Hässleholm, Sweden, where Julia Eliasson lives, is over 4,600 miles from Atlanta. Turns out that hot rodding is an easy way to bridge that distance. Julia is the proud owner of this beautiful 1977 Trans Am, and, I learned, part of a large hot rod community in Sweden.
Julia obtained the T/A in July, when it was put up for sale in Sweden. Originally built in North Carolina, the Pontiac was shipped to Germany where it was a display car in a GM dealership for almost 10 years. “It came to Sweden 1992 and had been used very little,” Julia said. “My dad saw an ad for the car and we went to check it out. It’s totally free of rust and in great condition. I fell in love with it, so I bought it on sight. I was the lucky one among many others that also were interested.”
Julia was raised with muscle cars. “When I was little, my dad had a few,” she said. “A 1970 Chevy Nova, then a red 1975 Firebird, and then he bought the yellow 1973 Firebird with stripes. When I grew older I got a bigger interest in American muscle cars.”
She bought her first car when she was 18 – a black Volvo 850 T5-R. “But I got tired of it really fast,” she said, “and then I bought my Trans Am. I’ve always loved Trans Ams.”
If you weren’t already jealous about Julia’s classic American muscle car, wait till you find out it’s a numbers matching T/A with a 400 HO engine, 350 Turbo-Hydromatic transmission, and the original suspension. The exhaust system was replaced by an earlier owner but Julia is planning to put the original system back in. The car got repainted when it came to Sweden, and as you can see from the pictures, the wheels are not original but, Julia says, “I kinda like them anyway.”
In true GHR fashion, Julia does her own work on her Firebird and drives it often. The long, cold Swedish winters do shorten the driving season, but provide plenty of time for turning wrenches. “I have it in winter storage for almost 6 months,” she explained. “During that time, I work on the car and prepare it for spring. My dad is helping me. I’m so grateful for that, and I learn so much when we’re in the garage working together.”
I asked Julia if it was difficult the get parts in Sweden. “It’s not difficult at all,” she said, “and I’m very grateful of that. I can buy my parts at Classic Industries, and we have many shops in Sweden.”
But when spring arrives, Julia has the T/A on the road. “When it’s nice weather I drive it really often. I drive it to car meets. It’s a really nice car to drive.” She didn’t show the car this past summer, but is planning to do so in the future.
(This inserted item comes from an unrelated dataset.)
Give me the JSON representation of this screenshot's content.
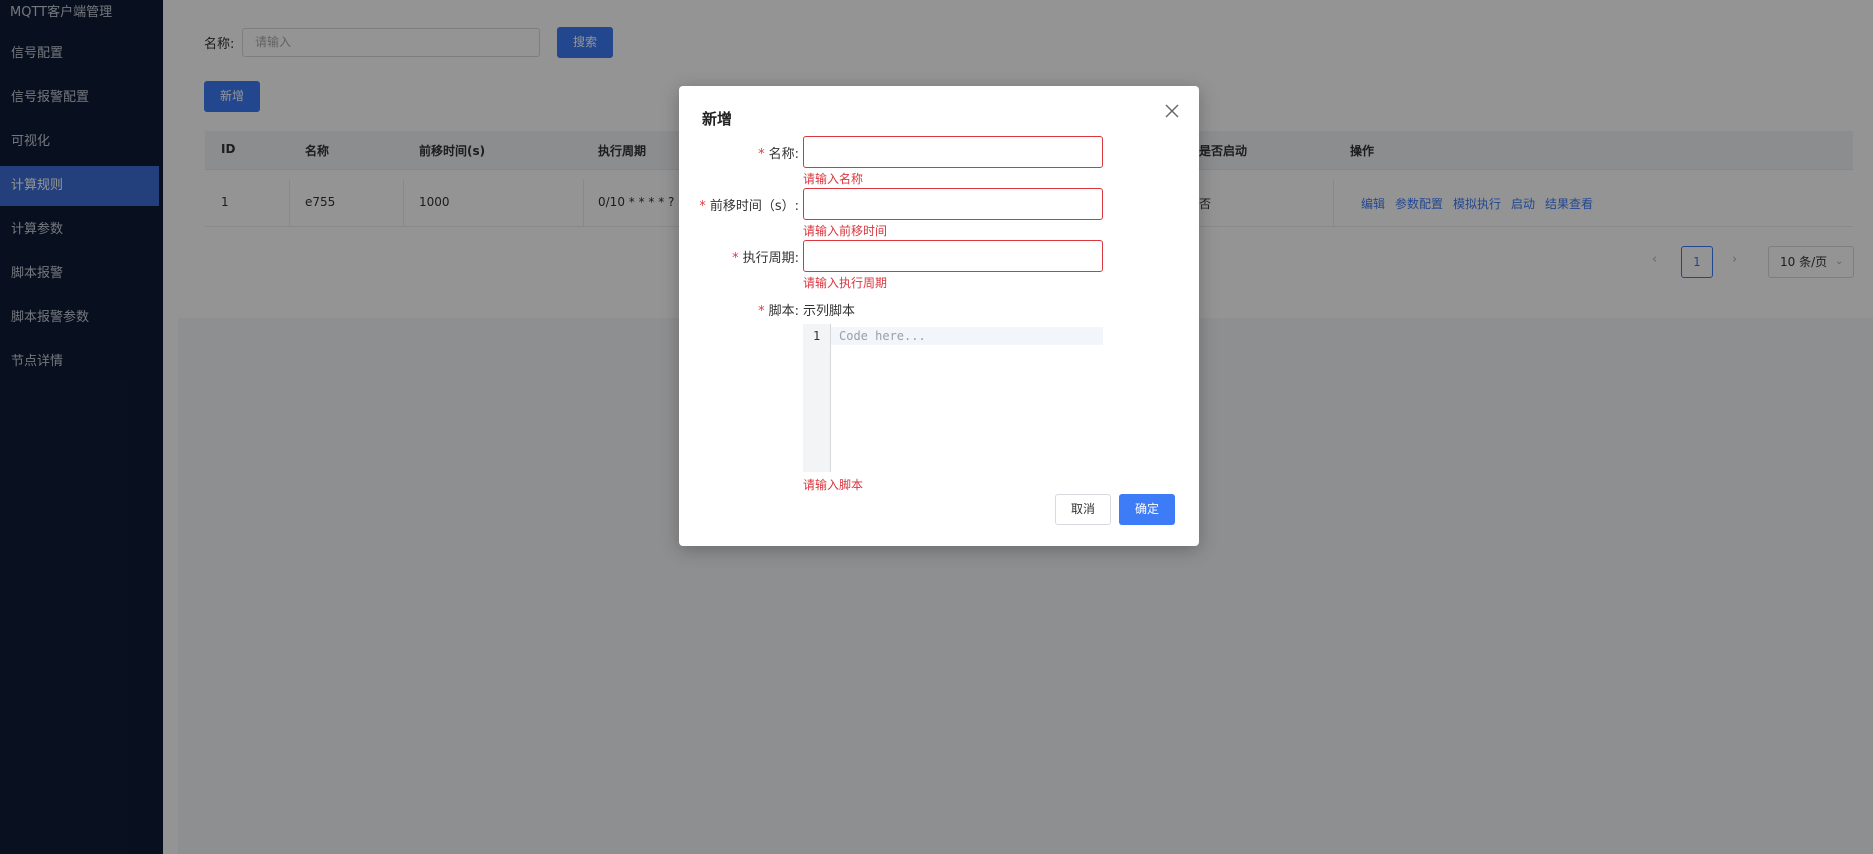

One thing Julia is not planning on doing is racing her Firebird (despite Jonas’ obvious ability to do seriously good burnouts in his Nova). “I didn’t buy it for racing,” she said, “It’s my little baby and I take really good care of it. And I will never sell it.”
I was not aware that the car club and hot rodding community in Sweden was so large. But Julia told me, “It’s really big. We have several car meets in Sweden, including the Power Meet and Wheels And Wings. There are thousands of cars at those meets.” And “thousands of cars” means 20,000 at the Power Meet, according to their website. The 2019 Power Meet will be July 4-6 in Lidköping, Sweden if you’d like to check it out.
Sweden’s car community includes a lot of American muscle cars, including Jonas’ 1973 Firebird. He bought it 2009 and is going to restore it. “By the way,” Julia said, “if you know anyone who has a 455 engine, he will be interested.”
It’s easy to look back at the birth and growth of hot rodding in the U.S. and assume it’s a unique part of American culture. I certainly did. But the satisfaction that comes from making something look and perform better, the rush we get from driving a high performance car, and being able to share those experiences across generations, seem to be common bonds across miles and nationalities.
Julia’s Trans Am proves that.
All photos courtesy of Julia Eliasson
You can follow Julia on Instagram at @juliaeliass0n